The climate data for 2021 is now mostly in, and it has proved to be another noteworthy year across the oceans, atmosphere, cryosphere and surface temperature of the planet.
A new analysis, published Tuesday in the journal Advances in Atmospheric Sciences, showed that oceans contained the most heat energy in 2021 since measurements began six decades ago — accelerating at a rate only possible because of human-emitted greenhouse gases.
In 2021, the contiguous U.S. saw its second-highest number of billion-dollar weather and climate disasters on record, according to the National Oceanic and Atmospheric Administration (NOAA), Andrew writes.
As climate-fueled extreme weather intensified last year, more than 80 percent of Americans experienced a heat wave. The impacts of fires and severe storms also spread.

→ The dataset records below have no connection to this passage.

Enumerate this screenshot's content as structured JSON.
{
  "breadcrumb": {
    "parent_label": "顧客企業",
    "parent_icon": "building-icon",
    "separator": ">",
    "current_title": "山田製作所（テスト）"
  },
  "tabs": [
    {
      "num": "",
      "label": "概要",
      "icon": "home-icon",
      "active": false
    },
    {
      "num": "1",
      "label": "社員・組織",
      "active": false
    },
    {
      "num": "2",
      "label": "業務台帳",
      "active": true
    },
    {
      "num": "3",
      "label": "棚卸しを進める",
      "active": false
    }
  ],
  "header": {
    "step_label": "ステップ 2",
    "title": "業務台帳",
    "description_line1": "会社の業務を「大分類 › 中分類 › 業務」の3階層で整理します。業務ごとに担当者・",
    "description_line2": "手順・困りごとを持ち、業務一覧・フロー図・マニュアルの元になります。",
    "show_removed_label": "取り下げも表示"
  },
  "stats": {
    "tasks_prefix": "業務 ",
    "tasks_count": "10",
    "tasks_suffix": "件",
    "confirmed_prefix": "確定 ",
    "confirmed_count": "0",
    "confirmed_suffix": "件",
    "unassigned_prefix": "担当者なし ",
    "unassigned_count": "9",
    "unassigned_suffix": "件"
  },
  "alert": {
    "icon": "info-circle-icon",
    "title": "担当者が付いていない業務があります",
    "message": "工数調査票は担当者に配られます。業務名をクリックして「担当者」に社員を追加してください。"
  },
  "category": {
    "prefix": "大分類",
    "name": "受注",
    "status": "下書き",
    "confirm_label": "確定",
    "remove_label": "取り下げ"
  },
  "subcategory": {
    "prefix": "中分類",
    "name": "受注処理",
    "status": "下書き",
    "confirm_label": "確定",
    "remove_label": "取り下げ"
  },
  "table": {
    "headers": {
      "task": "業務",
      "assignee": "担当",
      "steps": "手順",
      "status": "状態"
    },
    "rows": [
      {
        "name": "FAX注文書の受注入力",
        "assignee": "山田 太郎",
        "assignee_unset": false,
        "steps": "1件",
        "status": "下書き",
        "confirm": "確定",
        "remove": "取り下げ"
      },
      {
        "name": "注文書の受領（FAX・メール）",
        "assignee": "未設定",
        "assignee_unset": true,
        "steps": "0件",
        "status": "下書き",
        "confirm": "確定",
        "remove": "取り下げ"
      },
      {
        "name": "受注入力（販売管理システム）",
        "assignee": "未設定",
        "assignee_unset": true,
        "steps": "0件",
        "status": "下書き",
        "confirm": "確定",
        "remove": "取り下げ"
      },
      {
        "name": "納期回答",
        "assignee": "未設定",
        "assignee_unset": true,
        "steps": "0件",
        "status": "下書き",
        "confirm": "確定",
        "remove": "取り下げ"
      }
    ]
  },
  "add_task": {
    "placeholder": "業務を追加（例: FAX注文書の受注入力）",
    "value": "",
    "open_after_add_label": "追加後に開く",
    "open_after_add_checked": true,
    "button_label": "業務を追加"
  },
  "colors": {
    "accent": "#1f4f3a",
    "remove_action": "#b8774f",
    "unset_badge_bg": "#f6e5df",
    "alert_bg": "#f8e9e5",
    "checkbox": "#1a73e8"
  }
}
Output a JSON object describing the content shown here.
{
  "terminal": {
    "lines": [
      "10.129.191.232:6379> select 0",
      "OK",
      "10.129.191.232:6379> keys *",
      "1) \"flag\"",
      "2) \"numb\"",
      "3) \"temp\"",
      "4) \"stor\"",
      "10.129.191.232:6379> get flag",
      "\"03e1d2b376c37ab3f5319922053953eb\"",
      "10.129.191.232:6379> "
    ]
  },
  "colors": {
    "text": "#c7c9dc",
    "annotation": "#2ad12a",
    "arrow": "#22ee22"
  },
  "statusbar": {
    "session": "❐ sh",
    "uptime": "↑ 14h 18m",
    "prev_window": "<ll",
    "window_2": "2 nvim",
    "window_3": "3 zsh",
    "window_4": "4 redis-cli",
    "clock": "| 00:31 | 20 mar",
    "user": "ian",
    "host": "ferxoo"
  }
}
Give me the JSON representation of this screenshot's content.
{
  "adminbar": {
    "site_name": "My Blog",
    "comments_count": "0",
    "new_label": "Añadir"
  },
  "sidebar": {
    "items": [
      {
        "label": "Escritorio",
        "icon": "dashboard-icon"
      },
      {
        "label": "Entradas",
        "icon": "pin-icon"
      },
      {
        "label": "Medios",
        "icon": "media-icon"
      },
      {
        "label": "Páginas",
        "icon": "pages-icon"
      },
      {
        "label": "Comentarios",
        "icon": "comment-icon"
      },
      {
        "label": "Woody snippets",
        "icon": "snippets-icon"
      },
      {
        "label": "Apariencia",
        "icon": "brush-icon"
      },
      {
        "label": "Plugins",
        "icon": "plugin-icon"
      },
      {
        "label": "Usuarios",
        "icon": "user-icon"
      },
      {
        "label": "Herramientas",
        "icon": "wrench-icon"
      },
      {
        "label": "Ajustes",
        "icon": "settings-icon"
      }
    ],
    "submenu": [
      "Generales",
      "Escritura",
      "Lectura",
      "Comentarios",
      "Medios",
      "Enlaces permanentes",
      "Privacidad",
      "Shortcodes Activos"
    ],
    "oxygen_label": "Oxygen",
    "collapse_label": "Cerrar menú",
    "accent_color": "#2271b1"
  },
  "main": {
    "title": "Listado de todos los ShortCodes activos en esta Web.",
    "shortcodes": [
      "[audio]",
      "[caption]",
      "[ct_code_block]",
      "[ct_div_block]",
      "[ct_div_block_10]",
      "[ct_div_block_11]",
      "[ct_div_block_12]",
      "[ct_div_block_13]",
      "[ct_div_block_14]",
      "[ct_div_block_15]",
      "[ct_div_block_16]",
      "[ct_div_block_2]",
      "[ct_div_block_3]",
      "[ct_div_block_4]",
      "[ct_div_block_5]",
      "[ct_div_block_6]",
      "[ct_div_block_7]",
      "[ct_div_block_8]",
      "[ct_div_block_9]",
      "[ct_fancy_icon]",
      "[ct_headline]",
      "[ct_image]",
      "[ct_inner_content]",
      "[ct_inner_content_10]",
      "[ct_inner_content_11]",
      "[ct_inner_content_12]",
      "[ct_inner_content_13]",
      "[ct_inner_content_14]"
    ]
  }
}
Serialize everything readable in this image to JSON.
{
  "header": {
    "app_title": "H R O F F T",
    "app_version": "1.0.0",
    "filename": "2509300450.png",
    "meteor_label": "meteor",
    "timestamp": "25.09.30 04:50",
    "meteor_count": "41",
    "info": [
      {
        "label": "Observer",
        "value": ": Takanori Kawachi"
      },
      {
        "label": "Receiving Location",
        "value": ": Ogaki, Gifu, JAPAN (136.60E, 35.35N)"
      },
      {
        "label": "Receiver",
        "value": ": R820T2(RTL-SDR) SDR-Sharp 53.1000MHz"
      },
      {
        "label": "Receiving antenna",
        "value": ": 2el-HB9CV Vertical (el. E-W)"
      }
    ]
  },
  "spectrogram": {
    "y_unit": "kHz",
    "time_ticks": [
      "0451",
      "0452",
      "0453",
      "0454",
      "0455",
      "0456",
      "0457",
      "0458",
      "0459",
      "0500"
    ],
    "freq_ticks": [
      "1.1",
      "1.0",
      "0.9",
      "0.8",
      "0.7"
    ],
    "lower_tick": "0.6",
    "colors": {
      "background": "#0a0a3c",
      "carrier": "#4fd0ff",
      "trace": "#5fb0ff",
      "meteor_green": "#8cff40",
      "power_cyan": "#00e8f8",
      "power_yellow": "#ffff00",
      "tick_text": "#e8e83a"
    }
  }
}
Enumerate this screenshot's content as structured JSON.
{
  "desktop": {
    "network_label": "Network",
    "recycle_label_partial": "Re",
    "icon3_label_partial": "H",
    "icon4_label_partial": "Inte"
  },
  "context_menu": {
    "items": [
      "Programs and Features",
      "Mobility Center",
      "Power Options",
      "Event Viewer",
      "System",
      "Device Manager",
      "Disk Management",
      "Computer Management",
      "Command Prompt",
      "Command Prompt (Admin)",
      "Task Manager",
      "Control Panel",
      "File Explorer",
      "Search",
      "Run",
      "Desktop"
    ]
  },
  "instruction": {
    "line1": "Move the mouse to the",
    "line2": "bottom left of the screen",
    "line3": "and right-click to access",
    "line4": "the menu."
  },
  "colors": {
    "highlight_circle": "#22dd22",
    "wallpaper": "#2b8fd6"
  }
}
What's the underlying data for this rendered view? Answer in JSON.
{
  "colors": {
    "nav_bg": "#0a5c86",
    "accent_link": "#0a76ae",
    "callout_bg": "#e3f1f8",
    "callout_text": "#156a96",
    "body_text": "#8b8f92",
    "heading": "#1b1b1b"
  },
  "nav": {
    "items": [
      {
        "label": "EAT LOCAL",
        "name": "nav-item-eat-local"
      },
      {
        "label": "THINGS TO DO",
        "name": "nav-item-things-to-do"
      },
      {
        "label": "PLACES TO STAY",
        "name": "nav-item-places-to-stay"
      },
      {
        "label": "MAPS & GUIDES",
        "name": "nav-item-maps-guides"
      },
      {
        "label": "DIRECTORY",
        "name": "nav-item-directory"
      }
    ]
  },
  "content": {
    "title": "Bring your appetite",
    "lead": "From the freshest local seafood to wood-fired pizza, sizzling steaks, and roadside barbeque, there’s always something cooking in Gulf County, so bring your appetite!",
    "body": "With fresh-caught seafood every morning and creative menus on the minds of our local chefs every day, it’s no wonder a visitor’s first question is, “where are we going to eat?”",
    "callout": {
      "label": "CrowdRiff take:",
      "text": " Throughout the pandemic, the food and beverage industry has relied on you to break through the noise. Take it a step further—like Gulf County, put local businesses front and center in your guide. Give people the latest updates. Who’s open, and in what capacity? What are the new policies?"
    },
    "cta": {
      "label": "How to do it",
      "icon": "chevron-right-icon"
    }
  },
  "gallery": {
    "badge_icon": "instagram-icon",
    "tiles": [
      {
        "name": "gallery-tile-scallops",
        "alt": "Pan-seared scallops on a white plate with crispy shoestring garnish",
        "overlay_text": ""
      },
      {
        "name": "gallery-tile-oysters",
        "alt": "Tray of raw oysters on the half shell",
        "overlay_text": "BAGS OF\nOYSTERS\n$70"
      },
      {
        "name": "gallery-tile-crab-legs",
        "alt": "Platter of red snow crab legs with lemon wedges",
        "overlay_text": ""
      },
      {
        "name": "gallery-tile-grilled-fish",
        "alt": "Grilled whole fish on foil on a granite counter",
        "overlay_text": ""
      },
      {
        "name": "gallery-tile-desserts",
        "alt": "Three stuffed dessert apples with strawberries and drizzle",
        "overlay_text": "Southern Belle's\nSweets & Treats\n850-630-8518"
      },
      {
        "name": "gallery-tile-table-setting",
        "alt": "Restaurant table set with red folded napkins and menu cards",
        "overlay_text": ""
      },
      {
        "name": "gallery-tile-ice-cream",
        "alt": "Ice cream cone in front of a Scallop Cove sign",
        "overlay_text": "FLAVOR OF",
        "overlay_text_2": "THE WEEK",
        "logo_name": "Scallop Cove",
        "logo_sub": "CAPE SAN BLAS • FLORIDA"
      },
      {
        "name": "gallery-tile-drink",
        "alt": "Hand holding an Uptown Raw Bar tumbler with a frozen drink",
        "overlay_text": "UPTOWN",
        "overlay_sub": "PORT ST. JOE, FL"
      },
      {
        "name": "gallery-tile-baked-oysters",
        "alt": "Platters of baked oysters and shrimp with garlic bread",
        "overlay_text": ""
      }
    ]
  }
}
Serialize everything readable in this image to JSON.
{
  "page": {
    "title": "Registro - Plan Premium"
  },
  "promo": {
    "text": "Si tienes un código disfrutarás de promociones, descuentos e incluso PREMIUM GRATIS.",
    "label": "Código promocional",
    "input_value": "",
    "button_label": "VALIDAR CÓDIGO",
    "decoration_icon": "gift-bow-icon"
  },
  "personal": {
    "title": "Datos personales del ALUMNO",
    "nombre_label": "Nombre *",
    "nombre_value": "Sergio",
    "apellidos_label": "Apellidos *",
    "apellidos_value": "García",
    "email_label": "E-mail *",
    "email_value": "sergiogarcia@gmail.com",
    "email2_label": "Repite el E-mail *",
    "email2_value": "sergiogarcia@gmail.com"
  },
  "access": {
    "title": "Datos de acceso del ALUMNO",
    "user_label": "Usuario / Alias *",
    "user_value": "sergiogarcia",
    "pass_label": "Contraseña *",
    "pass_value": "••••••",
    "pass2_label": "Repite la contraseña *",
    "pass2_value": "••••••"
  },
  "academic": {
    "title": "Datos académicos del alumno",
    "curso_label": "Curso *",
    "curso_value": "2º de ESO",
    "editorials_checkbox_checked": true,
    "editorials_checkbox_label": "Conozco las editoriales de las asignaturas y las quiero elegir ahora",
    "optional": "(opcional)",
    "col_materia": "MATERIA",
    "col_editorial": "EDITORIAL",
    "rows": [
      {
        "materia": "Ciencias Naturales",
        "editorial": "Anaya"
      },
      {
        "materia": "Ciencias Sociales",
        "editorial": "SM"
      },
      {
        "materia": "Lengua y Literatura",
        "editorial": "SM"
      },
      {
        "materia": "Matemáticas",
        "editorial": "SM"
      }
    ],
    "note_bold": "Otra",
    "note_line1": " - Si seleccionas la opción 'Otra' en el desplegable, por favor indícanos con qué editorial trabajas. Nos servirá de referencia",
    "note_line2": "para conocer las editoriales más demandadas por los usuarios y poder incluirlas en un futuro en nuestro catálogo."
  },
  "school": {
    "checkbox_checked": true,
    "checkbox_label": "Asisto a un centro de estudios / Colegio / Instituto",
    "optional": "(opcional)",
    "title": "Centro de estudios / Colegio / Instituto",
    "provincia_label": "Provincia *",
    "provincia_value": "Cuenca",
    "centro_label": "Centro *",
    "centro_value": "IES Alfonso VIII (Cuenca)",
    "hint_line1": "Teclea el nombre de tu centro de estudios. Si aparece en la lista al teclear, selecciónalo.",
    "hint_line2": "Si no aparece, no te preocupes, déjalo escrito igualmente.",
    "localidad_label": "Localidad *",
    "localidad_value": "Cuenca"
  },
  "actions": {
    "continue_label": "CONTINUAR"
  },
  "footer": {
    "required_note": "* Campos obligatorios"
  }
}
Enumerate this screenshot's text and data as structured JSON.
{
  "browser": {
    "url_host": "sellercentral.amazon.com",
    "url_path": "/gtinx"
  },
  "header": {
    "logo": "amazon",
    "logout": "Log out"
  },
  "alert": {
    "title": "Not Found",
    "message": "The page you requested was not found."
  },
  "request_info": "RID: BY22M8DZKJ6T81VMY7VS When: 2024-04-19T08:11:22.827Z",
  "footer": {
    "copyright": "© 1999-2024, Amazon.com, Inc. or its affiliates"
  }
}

I love the holidays because they offer a chance to mingle with old friends and family members who don’t think about the clean energy transition every day. I get to ask questions like, “Does the term ‘energy storage’ mean anything to you?”
The weather wasn’t just wild, it was also incredibly hot across large parts of the Lower 48, leading to what is likely a new national record.